February 1, 2001
On Tuesday, January 30, 2001, Judge Runston Maino of Superior Court in Vista, California, set a hearing for the sale of the residence of Willis Carto in Escondido, said to be the “west coast office” of Washington, DC-based Liberty Lobby. Carto is the CEO and treasurer of Liberty Lobby. The sale is necessary because Carto has since August 1999 failed to live up to the terms of an agreement he signed with Legion for the Survival of Freedom, the parent corporation of Institute for Historical Review, to repay millions of dollars he took from LSF. As one example of its many defaults, in November 2000 Carto’s Liberty Lobby filed suit against LSF/IHR in direct violation of the agreement.
Carto’s estate is located at the end of a secluded dirt driveway marked “No Trespassing.” It is situated on a hill, surrounded by an avocado orchard, overlooking a magnificent valley, and features a swimming pool and a chain-link fence topped with razor wire. At various times over the years, Carto, who with his wife Elisabeth has lived in the mansion since the 1980s, has claimed that the house belonged to “J. W. Young,” the “Herford Corporation” (a Panamanian company named after his wife’s hometown), and his wife’s nephew, Hans Dirk Oldemeier. In The Spotlight Carto refers to it as the “west coast offices” of Liberty Lobby, and donations from Liberty Lobby supporters pay the property taxes and the Panamanian attorneys of “Herford Corporation” and other Carto fronts.

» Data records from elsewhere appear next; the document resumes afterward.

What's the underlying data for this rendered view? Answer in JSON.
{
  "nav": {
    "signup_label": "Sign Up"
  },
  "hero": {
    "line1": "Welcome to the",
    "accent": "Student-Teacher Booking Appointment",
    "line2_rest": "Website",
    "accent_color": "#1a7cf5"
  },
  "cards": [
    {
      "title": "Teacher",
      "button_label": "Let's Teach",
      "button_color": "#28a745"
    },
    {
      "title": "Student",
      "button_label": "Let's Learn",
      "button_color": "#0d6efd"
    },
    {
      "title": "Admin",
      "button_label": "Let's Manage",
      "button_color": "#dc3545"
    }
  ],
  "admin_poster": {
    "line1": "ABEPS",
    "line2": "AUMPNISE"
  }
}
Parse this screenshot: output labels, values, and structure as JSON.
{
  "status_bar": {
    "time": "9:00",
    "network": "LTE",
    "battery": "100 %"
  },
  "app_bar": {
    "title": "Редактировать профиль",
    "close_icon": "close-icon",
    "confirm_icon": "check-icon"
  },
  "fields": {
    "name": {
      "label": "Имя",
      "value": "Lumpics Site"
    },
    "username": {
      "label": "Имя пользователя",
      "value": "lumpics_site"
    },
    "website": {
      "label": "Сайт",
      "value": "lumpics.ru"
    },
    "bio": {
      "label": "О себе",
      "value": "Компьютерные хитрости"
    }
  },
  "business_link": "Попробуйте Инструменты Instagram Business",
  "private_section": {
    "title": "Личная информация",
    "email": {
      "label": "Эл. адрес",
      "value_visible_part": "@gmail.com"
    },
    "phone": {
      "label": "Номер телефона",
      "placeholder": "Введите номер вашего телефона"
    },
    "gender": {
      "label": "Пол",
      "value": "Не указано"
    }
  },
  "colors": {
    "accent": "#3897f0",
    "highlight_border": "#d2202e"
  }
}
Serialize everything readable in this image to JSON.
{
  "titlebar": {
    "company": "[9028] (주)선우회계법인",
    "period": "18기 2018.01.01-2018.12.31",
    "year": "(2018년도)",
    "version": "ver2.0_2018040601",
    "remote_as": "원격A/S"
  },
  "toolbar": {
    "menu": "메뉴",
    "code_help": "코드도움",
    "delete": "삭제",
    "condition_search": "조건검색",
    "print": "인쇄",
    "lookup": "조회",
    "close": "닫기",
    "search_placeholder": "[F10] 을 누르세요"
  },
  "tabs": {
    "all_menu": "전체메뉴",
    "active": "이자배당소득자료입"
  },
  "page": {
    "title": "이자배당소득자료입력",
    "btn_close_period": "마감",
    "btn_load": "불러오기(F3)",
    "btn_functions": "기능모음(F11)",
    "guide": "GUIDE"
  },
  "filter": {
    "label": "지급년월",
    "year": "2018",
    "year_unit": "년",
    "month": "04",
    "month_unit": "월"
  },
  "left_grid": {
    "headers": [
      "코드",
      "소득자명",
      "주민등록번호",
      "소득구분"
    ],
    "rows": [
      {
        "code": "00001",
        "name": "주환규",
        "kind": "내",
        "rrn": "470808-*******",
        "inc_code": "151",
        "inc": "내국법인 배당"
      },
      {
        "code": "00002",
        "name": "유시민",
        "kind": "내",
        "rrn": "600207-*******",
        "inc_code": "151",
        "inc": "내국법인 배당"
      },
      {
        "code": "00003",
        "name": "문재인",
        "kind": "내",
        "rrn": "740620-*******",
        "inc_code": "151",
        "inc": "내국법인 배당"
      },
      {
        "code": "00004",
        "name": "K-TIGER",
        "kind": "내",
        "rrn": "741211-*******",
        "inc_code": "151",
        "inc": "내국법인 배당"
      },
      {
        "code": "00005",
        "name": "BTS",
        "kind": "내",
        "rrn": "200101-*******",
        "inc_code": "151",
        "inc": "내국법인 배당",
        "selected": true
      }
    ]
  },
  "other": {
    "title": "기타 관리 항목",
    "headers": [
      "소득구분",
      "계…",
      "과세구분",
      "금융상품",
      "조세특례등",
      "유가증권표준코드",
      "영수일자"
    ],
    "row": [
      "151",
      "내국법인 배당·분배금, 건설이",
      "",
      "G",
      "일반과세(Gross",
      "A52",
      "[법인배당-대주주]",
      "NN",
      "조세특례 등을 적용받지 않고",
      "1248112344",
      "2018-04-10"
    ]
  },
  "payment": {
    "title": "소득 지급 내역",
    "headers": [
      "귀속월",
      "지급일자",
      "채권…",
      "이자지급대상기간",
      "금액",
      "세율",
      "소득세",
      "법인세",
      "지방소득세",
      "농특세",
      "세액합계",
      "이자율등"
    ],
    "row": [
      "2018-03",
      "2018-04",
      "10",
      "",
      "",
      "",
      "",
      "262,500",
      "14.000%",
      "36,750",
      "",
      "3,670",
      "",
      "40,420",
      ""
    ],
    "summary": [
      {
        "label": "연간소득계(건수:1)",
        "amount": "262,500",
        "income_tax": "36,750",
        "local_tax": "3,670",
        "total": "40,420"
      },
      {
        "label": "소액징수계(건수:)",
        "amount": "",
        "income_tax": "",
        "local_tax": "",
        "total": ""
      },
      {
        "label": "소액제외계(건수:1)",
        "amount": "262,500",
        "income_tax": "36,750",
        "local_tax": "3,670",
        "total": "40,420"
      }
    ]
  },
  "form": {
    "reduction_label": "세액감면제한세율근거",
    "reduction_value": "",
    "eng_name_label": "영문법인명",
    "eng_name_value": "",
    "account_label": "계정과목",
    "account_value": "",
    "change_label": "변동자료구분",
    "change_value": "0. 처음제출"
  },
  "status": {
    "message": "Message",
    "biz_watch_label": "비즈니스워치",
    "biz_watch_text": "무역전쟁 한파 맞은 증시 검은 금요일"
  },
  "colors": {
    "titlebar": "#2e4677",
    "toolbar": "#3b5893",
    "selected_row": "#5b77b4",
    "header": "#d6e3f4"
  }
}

During the Tuesday court hearing, Judge Maino reserved the entire morning of February 20 for the judgment debtor examinations of the Cartos. For almost a decade, the Cartos have refused to disclose what they did with the money, although they have told the court that revealing their use of the funds will incriminate them in further criminal behavior. It is believed that authorities in Switzerland are investigating the Cartos and their close friend, Henri Fischer, for money laundering and other crimes abroad.